That likely won’t happen because of his defense, but Mountcastle is showing he is a solid player. Our own John Sickels had him at No. 2 entering the season and a strong campaign should have that hold up entering 2019. Here’s what John said in the midseason review:
...fine season in Double-A, .298/.347/.474 with 12 homers, 26 walks, 69 strikeouts in 346 at-bats; showing no ill effects from broken hand in the spring; main question remains defense, as he’s been substandard at both third base and shortstop but there are few doubts about the bat.
After splitting time between short and third last season, Mountcastle played exclusively at third base in Bowie. He still made an unacceptable 16 errors in just 181 total chances, and though I haven’t seen it personally, I have not read or heard many a rave review about his arm strength. That said, his bat is a good one, showing a nice right-handed swing that generates power to all fields (he hit 48 doubles the season prior when he was fully healthy) that can hit the gaps or clear the wall. He’s never going to walk much, but he doesn’t strike out a tremendous amount either. His splits are a bit peculiar as well. This year he crushed right-handers and struggled against southpaws, while last year was the complete opposite. Keep me guessing, Mountcastle, I like your style.
Already moved off shortstop, there is definitely reason to believe Mountcastle will reach the bigs thanks to his bat, but it just may not be at the hot corner.
Michael Chavis/ Bobby Dalbec, Boston Red Sox

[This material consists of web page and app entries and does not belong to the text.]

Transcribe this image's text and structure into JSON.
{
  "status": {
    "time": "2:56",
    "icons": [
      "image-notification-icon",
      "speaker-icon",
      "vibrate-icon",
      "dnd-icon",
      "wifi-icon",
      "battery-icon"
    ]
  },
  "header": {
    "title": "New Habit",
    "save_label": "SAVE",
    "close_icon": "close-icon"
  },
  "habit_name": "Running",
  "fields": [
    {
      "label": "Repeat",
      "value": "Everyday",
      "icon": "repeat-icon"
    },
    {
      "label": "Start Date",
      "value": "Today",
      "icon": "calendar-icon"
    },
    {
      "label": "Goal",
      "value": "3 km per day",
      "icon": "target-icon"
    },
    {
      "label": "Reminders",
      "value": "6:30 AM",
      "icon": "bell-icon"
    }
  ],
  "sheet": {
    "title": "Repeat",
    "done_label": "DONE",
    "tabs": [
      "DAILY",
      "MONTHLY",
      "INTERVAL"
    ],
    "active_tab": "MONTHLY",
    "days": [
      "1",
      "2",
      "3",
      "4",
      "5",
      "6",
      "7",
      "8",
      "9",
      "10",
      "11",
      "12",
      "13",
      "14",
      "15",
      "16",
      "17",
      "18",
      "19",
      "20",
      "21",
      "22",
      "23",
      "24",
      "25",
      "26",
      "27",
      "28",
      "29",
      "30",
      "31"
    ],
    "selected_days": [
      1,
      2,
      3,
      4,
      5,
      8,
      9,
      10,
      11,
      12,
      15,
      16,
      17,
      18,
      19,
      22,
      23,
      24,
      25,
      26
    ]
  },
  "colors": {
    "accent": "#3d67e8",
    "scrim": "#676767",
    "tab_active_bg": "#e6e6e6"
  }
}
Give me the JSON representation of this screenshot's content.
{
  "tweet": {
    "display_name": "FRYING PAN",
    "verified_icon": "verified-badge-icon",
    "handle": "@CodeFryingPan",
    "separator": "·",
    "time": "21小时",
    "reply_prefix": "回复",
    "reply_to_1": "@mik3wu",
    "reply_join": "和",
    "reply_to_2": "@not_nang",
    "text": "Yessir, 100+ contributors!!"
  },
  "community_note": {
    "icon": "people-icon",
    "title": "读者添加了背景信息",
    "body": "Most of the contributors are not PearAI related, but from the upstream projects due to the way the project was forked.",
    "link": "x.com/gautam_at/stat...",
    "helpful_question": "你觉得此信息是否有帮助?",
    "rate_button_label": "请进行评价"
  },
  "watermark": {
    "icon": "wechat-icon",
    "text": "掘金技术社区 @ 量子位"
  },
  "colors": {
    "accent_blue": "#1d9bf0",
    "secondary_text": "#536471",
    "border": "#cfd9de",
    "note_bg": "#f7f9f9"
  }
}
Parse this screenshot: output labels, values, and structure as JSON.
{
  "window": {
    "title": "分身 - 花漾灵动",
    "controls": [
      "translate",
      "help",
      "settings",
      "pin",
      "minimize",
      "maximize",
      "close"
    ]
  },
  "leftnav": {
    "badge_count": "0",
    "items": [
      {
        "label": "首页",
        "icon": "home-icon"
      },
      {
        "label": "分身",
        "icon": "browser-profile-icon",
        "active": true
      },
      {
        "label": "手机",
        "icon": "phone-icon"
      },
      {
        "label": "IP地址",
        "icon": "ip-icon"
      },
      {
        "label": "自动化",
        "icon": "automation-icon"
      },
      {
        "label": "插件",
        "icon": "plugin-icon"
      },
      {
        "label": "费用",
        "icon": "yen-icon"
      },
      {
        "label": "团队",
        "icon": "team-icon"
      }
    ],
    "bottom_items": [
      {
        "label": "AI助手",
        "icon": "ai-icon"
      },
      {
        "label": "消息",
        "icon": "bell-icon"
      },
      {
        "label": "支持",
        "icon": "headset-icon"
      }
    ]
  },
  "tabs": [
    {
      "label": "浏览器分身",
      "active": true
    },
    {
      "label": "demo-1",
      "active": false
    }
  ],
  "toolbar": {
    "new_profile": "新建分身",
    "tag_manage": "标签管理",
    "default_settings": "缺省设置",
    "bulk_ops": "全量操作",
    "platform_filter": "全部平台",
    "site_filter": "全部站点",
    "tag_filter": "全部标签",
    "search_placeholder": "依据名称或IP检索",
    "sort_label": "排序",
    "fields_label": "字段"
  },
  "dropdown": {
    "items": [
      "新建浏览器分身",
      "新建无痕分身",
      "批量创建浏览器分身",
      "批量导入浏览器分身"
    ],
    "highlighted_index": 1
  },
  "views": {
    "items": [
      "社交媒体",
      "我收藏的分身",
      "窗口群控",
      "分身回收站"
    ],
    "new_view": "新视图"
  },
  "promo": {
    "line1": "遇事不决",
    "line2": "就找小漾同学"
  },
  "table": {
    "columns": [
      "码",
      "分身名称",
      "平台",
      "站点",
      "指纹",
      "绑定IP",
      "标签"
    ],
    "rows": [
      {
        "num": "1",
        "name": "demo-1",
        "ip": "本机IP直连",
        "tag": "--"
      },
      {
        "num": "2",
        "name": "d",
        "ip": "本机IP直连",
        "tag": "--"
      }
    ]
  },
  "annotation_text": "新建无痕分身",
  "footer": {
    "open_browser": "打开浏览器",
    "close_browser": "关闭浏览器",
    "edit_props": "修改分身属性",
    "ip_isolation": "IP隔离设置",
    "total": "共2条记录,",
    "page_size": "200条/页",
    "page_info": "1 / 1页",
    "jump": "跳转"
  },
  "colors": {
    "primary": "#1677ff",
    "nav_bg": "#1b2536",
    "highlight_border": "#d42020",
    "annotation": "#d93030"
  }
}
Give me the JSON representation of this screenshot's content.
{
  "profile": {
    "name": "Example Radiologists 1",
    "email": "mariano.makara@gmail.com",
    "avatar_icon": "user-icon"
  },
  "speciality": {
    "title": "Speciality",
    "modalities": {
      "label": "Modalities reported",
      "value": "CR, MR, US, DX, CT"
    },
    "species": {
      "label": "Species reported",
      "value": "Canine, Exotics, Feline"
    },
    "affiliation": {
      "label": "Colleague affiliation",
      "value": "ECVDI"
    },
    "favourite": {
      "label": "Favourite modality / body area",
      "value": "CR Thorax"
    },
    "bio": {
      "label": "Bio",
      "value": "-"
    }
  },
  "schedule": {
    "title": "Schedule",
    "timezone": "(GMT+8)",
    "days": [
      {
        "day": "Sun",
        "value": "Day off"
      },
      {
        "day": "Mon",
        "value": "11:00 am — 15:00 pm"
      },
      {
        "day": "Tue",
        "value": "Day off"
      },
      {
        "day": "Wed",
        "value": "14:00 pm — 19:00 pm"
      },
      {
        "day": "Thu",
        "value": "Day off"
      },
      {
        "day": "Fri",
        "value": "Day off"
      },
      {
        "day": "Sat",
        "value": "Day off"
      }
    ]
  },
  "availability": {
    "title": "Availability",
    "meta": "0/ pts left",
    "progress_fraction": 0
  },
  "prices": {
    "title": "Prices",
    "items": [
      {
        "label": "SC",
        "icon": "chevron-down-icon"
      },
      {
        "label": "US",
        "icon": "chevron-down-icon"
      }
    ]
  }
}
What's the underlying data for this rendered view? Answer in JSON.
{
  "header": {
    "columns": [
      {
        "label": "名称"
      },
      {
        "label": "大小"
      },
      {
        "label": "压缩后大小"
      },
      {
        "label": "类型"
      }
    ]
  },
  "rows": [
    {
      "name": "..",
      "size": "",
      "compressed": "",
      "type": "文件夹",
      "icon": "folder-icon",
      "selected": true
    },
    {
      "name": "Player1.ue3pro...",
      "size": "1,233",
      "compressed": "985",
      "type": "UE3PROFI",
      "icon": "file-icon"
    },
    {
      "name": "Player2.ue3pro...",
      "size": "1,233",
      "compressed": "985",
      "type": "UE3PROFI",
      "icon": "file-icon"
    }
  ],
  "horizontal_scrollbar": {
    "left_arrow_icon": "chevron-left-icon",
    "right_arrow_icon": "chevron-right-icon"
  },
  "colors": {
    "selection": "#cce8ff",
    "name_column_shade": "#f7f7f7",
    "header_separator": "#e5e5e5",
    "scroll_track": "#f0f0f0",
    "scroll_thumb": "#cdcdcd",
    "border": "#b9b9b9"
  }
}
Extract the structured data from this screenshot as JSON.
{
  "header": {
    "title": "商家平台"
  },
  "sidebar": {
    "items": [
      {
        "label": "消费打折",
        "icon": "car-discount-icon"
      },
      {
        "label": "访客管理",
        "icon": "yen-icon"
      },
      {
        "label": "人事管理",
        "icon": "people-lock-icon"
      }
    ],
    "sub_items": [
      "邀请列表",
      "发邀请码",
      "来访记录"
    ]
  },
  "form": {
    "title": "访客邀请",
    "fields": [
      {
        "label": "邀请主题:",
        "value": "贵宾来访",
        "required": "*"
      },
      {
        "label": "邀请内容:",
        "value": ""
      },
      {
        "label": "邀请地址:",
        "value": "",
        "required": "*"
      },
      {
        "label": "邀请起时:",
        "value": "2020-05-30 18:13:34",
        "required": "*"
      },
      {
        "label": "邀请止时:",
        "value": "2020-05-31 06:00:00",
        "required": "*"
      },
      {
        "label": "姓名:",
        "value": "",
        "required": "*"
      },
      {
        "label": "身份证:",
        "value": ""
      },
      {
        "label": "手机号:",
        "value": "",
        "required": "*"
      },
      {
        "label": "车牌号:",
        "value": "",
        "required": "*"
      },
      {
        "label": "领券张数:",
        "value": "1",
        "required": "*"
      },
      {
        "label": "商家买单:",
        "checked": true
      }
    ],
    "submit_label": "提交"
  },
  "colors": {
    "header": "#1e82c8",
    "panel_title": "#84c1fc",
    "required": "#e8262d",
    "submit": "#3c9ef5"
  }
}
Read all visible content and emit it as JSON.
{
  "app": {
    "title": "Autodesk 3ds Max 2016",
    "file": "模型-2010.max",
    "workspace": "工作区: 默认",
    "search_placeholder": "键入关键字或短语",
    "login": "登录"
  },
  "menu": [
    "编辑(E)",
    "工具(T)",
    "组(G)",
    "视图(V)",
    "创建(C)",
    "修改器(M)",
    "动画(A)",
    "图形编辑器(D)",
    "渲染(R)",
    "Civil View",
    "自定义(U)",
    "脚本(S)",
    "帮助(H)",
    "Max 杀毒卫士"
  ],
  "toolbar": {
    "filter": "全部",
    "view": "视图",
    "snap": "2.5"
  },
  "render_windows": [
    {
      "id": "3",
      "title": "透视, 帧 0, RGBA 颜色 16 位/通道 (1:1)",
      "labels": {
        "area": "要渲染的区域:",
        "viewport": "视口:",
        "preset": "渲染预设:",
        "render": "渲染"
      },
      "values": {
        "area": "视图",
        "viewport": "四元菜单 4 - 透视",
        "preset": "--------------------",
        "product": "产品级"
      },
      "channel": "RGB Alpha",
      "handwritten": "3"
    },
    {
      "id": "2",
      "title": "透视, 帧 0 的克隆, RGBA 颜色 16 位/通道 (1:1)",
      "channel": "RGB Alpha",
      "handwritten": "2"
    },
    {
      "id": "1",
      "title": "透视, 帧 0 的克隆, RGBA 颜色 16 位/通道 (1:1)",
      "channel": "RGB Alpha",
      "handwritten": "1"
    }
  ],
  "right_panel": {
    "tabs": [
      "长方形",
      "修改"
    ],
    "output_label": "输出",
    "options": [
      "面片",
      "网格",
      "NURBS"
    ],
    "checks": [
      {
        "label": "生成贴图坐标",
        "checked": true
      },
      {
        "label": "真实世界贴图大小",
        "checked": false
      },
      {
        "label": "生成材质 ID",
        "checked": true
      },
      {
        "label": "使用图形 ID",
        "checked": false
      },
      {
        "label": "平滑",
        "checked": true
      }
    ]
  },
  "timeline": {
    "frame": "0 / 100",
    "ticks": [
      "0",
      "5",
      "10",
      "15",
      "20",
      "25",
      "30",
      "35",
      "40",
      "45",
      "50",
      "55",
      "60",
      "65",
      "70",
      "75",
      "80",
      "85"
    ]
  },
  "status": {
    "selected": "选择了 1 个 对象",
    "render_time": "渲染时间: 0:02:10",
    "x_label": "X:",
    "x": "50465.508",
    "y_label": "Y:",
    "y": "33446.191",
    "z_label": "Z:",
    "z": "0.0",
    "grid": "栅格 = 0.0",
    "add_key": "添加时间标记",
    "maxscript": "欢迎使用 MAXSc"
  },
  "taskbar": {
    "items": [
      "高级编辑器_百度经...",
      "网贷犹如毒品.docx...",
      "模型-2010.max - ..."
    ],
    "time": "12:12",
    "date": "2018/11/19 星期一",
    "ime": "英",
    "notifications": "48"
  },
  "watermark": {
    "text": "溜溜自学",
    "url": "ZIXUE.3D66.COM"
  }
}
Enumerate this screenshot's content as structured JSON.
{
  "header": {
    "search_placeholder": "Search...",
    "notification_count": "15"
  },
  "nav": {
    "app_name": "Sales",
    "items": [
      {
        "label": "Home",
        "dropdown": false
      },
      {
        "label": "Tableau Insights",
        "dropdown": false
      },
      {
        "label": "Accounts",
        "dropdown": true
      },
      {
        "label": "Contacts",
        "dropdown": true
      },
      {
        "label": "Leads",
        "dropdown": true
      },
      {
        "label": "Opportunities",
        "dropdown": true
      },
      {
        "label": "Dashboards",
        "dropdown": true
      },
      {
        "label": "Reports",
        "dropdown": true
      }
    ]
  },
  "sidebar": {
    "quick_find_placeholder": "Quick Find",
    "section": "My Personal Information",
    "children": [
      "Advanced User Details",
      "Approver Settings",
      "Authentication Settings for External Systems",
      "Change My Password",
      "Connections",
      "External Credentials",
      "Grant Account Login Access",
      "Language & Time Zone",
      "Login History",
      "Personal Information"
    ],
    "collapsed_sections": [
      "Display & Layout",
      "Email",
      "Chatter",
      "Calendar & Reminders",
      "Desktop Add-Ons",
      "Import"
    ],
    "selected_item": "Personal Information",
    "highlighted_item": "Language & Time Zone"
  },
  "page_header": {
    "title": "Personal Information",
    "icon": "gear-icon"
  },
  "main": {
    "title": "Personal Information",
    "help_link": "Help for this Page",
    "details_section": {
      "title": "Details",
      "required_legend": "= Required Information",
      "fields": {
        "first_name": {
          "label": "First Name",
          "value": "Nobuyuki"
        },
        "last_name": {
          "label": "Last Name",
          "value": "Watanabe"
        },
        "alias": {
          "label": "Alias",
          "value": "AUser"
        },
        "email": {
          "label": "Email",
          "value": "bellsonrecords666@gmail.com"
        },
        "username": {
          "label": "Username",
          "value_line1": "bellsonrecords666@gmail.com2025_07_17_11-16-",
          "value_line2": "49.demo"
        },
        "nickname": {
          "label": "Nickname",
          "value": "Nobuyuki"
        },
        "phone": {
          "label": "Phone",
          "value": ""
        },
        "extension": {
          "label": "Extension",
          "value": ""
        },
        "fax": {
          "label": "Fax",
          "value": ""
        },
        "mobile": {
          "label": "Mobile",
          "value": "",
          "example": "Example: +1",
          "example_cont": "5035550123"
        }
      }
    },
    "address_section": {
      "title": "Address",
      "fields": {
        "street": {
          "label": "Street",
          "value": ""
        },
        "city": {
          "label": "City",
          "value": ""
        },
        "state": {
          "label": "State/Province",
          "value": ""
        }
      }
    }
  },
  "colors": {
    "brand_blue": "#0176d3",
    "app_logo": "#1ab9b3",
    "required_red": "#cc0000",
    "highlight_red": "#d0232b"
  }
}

I know what you’re saying. How can two third base prospects debut in the same season? It’s a good question, but bear with me.
Chavis, of course, is coming off that suspension, but he is the more advanced bat. He’s also the worse third basemen (in my opinion) of the two, so he may likely reach the big leagues as an outfielder or even a second baseman, where he could more quickly fill a hole in the Red Sox ridiculous lineup. Chavis’ power is fun to watch, and he is learning how to become more of a hitter than just a slugger.
Dalbec is my favorite between the two. He broke out in a big way in the power department this year, blasting 32 home runs and 35 doubles. He, too, will strike out a bunch, but he (normally) walks at a better rate than Chavis. While he is no Nolan Arenado, he seems to have better instincts and arm at third.
The problem for both is Rafael Devers. It will be tough for either to supplant the young third baseman, but after watching Eduardo Nunez throw the ball from third, it is possible the Red Sox will want to see what one of their young prospects could do in the reserve role, and that’s why I think at least one of these two make their big league debut next season.